══ Material provided

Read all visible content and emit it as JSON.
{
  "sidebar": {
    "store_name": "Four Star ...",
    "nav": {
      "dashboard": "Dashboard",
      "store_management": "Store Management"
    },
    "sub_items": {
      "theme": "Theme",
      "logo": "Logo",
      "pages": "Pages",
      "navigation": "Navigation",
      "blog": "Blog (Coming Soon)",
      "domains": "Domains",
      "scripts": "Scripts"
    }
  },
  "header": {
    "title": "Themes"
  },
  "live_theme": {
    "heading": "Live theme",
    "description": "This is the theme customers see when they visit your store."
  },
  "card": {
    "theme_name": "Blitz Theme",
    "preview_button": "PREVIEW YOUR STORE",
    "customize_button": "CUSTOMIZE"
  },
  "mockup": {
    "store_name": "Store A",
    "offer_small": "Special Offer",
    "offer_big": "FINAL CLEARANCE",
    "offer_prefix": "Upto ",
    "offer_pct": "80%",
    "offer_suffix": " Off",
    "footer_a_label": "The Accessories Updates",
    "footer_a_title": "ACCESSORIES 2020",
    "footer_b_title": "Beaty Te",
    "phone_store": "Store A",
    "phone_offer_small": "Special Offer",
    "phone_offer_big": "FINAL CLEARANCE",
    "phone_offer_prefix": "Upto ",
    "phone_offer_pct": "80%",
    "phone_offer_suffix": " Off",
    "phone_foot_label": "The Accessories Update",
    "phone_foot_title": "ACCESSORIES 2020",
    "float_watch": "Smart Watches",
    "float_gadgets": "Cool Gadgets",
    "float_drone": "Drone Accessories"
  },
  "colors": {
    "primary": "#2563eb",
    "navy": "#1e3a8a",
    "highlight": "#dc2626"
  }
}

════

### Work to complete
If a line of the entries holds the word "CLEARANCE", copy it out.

### Finished exercise
    "offer_big": "FINAL CLEARANCE",
    "phone_offer_big": "FINAL CLEARANCE",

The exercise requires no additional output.